6 Dec 2011
As Steve Souders recently wrote, measuring mobile performance is hard. There are a number of reasons for this. Just a few:
- The same event can report completely different timings on different browsers.
- Depending on which measurement tool you use, you can get completely different results than the results generated by another tool.
- And more central to the problem, no one can even agree on what metrics we should be optimizing for.
In my recent presentations at Velocity EU and Velocity China, I presented some real-world case studies that show the relationship between mobile performance and business key performance indicators such as revenue, conversions, and bounce rate. I was able to get a lot of my data thanks to a couple of Strangeloop customers who were as curious as I was. These customers were willing to segment a portion of their mobile traffic and serve them unoptimized, slower pages, then compare results against the optimized pages.
But this kind of experimentation isn’t always possible. How do you measure the impact of mobile performance changes when slowing down pages isn’t an option? Or if you want to see the impact of page slowdowns that exceed the 1s or so that my customers were willing to allow?
I’m a big fan of using proxies to identify performance trends, as you may recall if you read my post on how to use browser type and network connection as proxies, via Google Analytics, to see the relationship between site speed and revenue. (We’ve since turned this post into an 11-minute video.) So we here at Strangeloop decided to investigate possible proxies for mobile performance.
We set our sights on network quality as a viable proxy. We gathered data on bounce rate and performance for iPad, Android, and iPhone users of a single e-commerce site, which had already been optimized using RUM. Using beacons, we also gathered data about the users’ latency and bandwidth.
We took this vast data set and divided it into cohorts based on network quality: 250 Kbps (300ms+ latency), 500 Kbps (200-300ms latency), 1 Mbps 150-250ms latency), and so on in 0.5 Mbps increments all the way up to 5 Mbps. In other words, we tracked how bounce rate changed between users with a really crappy modem to a really fast connection.
What happens to bounce rate and the average performance across these groups as network speed improves? As this animated graph shows, the dots for each group — iPad, Android, and iPhone — all start moving down and to the left:
In other words, as network connection speed improves, performance improves, and as performance improves, bounce rate improves. It doesn’t matter which line you follow, the trend is clear and consistent. This tells us that performance matters across the entire spectrum of users.
It’s also interesting to note that iPad users are much less patient at high speeds than they are at low speeds. When things are really slow, iPad users bounce at about the same rate as Android and iPhone users.
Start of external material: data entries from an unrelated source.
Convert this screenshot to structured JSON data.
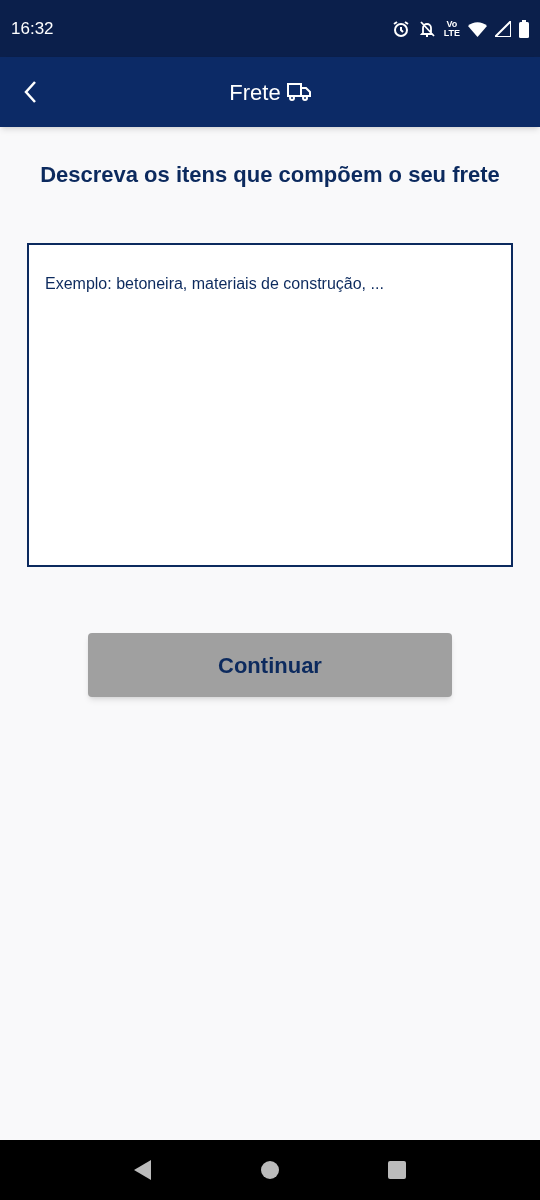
{
  "status_bar": {
    "time": "16:32",
    "volte_top": "Vo",
    "volte_bottom": "LTE"
  },
  "app_bar": {
    "title": "Frete"
  },
  "heading": "Descreva os itens que compõem o seu frete",
  "description_field": {
    "placeholder": "Exemplo: betoneira, materiais de construção, ..."
  },
  "continue_button": {
    "label": "Continuar",
    "disabled": true
  }
}
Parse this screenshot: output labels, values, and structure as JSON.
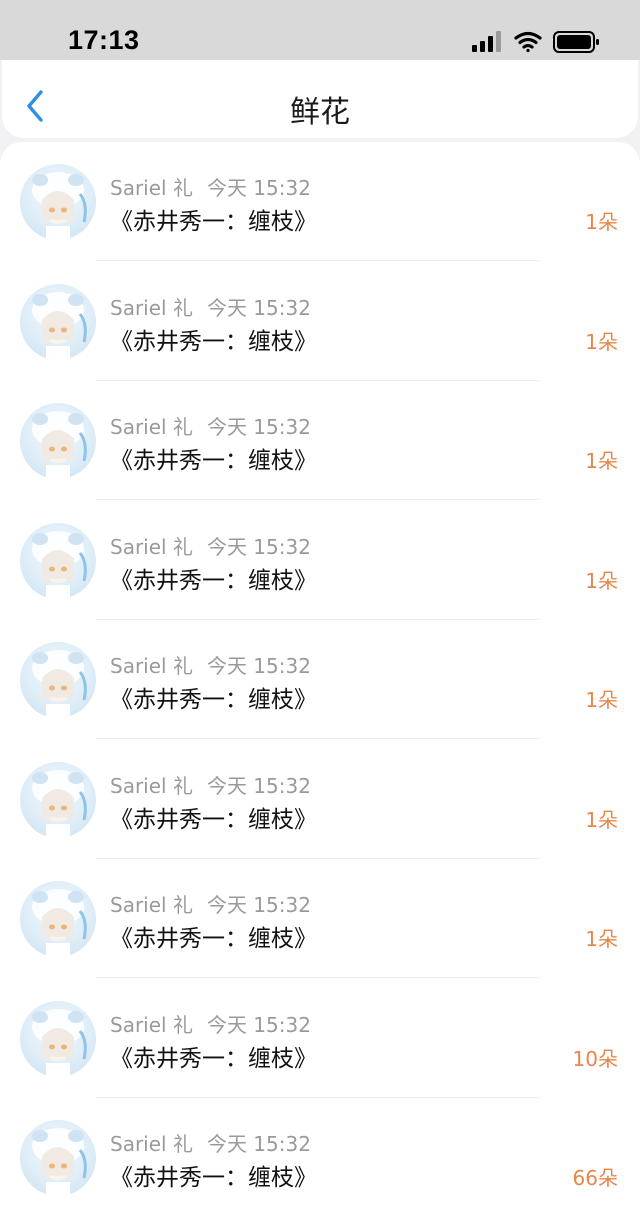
{
  "status": {
    "time": "17:13"
  },
  "header": {
    "title": "鲜花"
  },
  "items": [
    {
      "user": "Sariel 礼",
      "time": "今天 15:32",
      "gift": "《赤井秀一：缠枝》",
      "count": "1朵"
    },
    {
      "user": "Sariel 礼",
      "time": "今天 15:32",
      "gift": "《赤井秀一：缠枝》",
      "count": "1朵"
    },
    {
      "user": "Sariel 礼",
      "time": "今天 15:32",
      "gift": "《赤井秀一：缠枝》",
      "count": "1朵"
    },
    {
      "user": "Sariel 礼",
      "time": "今天 15:32",
      "gift": "《赤井秀一：缠枝》",
      "count": "1朵"
    },
    {
      "user": "Sariel 礼",
      "time": "今天 15:32",
      "gift": "《赤井秀一：缠枝》",
      "count": "1朵"
    },
    {
      "user": "Sariel 礼",
      "time": "今天 15:32",
      "gift": "《赤井秀一：缠枝》",
      "count": "1朵"
    },
    {
      "user": "Sariel 礼",
      "time": "今天 15:32",
      "gift": "《赤井秀一：缠枝》",
      "count": "1朵"
    },
    {
      "user": "Sariel 礼",
      "time": "今天 15:32",
      "gift": "《赤井秀一：缠枝》",
      "count": "10朵"
    },
    {
      "user": "Sariel 礼",
      "time": "今天 15:32",
      "gift": "《赤井秀一：缠枝》",
      "count": "66朵"
    }
  ],
  "icons": {
    "back": "chevron-left-icon",
    "signal": "cellular-signal-icon",
    "wifi": "wifi-icon",
    "battery": "battery-icon"
  },
  "colors": {
    "accent": "#2f8fe6",
    "count": "#e8864a"
  }
}
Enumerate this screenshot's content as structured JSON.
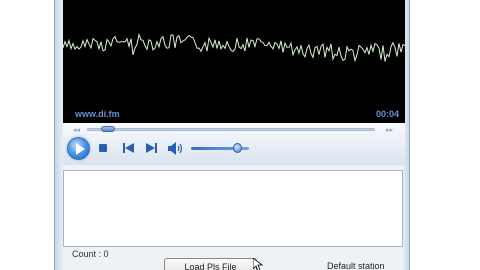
{
  "player": {
    "station_url": "www.di.fm",
    "elapsed_time": "00:04",
    "seek_left_glyph": "◂◂",
    "seek_right_glyph": "▸▸",
    "seek_position": 0.05,
    "volume_level": 0.8
  },
  "footer": {
    "count_label": "Count : 0",
    "load_pls_button": "Load Pls File",
    "default_station_label": "Default station"
  },
  "colors": {
    "visualizer_background": "#000000",
    "waveform": "#d8f0d0",
    "display_text": "#6a8fd0"
  }
}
But as network speed improves, iPad users tend to stay and their bounce rate gets dramatically lower — around 5% compared to 8% for iPhone users and 11% for Android users.
This is expecially interesting given what we now know about conversion rates for iPad owners versus other mobile owners. (Over the Black Friday weekend, shoppers using iPads converted at a much higher rate than other mobile consumers, 4.6% vs. 2.8% for users of all other mobile devices.) Clearly, keeping your iPad traffic happy should be a priority.
As I mentioned to the crowd at Velocity China yesterday, this case study might be boring to hardcore performance geeks because it doesn’t have code snippets, but it’s important because it will justify investing in the code snippets they want to write. This how-to is a really helpful way to present stats to a site owner and tell them, hey, measuring performance optimization isn’t about 500 ms increments, or even 1s increments. When we look across the entire scope of performance, we can see bounce rates going from 24% all the way down to 5% as network quality gets better.